Regulations multiply in the public sector such as schools, hospitals, government buildings, and infrastructure. Regulations multiply yet again in oil and gas facilities, refineries, and nuclear power plants. Despite the complexity, PLM strategies for AEC can go a long way toward placing up-to-date information at the fingertips of everyone who needs it.
Until the advent of PLM, what has been missing in AEC is a broader and deeper level of collaboration between architects, engineers, and contractors on one hand and project owners on the other. As an example, collaboration on specs and capabilities is vital if electrical systems, heating, air-conditioning, elevators, and escalators are to be economically maintained over time.
PLM for AEC, a.k.a. BLM, brings this enormous mass of info together for the benefit of building owners and managers. Their concerns span the building’s entire lifecycle; they start with the structure’s design concepts, which may be developed by architects years before a general contractor is hired and put to work. This is why BLM requires the integration of discrete product information, such as HVAC product data, with the project information, that is, what was constructed.
The theory of BIM—centrally managing all of a building’s intellectual property, i.e., all the information needed to design and maintain the building—is that every product or service has a lifecycle. This means PLM for AEC manages data objects about everything in a project’s information workflow. This is how PLM ensures that all of a building’s information is captured as it is created, transformed as required by successive owners, and delivered wherever needed no matter when.
Successfully integrating BIM and the myriad AEC applications into an all-encompassing PLM strategy pays off in many ways. Well-implemented PLM helps with everything from gaining project approvals, securing funding, tracking regulatory filings (and their convoluted workflows for signoffs), tracking design changes and their “downstream” impacts, and coordinating the work of hundreds of subcontractors that use dozens of different CAx systems.

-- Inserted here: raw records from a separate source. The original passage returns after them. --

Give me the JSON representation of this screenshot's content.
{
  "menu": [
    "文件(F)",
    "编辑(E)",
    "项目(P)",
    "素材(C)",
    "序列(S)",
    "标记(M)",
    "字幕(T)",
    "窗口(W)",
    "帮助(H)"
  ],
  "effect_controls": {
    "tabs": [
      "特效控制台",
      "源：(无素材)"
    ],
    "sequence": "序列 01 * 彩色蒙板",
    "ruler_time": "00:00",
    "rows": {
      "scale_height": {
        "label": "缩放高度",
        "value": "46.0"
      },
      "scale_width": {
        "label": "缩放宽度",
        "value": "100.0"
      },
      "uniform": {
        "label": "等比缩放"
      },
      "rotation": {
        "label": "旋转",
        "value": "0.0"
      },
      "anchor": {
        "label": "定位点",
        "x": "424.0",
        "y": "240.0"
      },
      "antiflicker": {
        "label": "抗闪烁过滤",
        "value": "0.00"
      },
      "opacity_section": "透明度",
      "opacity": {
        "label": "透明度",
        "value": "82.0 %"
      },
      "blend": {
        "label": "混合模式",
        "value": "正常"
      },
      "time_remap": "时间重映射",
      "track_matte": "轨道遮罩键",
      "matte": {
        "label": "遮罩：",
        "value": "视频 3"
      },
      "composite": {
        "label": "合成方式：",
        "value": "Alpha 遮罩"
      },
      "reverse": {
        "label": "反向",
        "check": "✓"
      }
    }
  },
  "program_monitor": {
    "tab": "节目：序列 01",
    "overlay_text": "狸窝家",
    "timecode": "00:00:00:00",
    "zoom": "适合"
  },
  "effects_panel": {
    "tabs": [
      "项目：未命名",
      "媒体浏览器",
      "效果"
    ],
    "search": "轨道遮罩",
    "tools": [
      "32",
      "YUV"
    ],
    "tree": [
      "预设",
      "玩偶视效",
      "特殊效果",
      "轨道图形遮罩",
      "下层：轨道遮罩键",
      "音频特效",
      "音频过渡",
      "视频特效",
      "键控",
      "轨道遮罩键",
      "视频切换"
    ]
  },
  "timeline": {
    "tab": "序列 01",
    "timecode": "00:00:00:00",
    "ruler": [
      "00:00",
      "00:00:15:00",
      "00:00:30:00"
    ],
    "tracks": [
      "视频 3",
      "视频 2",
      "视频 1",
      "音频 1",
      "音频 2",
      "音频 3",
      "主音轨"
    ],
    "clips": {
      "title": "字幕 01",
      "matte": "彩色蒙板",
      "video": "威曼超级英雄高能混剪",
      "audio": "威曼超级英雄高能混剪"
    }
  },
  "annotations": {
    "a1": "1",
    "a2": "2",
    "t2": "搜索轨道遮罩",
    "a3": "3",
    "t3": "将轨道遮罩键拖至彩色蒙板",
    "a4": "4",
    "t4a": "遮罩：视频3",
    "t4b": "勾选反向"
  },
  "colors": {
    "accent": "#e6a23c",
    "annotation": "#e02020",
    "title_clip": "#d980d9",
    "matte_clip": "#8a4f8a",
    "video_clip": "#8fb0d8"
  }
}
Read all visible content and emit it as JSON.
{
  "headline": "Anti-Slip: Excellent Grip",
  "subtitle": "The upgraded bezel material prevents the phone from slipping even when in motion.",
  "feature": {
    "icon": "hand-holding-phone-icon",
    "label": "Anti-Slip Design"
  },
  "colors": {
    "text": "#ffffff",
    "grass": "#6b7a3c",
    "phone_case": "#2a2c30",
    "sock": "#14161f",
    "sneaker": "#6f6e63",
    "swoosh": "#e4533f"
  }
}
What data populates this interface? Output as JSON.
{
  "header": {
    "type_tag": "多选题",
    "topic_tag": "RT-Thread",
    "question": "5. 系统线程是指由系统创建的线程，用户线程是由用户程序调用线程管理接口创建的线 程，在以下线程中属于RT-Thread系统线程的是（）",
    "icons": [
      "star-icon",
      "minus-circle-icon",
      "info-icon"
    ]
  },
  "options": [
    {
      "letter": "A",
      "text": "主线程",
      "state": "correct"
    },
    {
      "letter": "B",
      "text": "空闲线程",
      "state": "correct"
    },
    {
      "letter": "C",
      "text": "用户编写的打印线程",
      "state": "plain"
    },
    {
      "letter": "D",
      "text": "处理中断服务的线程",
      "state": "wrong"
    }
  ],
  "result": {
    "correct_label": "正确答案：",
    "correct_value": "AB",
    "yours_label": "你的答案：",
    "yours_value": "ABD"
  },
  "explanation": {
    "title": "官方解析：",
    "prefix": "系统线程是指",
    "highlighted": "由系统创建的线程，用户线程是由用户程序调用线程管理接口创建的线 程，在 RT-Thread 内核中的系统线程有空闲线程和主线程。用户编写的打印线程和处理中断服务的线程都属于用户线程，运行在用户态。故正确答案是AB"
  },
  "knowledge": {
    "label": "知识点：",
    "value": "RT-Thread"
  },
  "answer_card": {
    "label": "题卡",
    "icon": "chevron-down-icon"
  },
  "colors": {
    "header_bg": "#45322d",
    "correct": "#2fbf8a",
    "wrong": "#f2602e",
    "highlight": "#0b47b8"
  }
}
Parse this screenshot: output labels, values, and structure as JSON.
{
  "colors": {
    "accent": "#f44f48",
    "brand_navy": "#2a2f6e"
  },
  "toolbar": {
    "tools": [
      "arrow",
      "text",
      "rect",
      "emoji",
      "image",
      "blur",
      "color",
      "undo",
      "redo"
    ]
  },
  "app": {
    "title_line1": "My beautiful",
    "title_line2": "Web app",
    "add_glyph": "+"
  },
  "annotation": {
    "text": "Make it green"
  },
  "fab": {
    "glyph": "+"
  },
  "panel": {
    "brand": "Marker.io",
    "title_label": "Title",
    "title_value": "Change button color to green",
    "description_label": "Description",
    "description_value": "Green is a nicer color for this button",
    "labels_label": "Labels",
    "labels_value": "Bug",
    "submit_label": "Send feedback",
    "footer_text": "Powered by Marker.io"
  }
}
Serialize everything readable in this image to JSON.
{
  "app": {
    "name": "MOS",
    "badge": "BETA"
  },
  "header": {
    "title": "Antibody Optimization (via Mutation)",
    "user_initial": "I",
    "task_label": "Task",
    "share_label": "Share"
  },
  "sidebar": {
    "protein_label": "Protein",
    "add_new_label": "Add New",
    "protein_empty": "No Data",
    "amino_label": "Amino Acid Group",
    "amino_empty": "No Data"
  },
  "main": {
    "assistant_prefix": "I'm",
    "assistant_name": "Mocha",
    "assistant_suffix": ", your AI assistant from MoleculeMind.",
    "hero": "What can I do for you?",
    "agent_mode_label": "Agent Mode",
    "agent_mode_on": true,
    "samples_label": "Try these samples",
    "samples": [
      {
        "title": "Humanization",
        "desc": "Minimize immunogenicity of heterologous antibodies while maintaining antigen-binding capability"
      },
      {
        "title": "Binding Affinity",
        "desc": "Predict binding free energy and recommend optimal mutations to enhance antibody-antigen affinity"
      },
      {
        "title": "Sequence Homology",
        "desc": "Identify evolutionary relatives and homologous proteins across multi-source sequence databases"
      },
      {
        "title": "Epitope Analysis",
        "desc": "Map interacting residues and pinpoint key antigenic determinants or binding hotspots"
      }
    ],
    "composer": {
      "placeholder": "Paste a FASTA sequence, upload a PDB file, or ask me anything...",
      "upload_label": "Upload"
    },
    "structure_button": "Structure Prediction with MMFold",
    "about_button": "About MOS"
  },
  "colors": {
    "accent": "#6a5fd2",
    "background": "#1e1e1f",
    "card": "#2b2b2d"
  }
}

To summarize, well-implemented PLM for AEC can help do all this, keeping owners abreast of every building change and all their technical and financial impacts over several decades. The deeper meaning of the Autodesk University of PLM and Cloud announcements is that power and adaptability of a PLM strategy is unquestioned.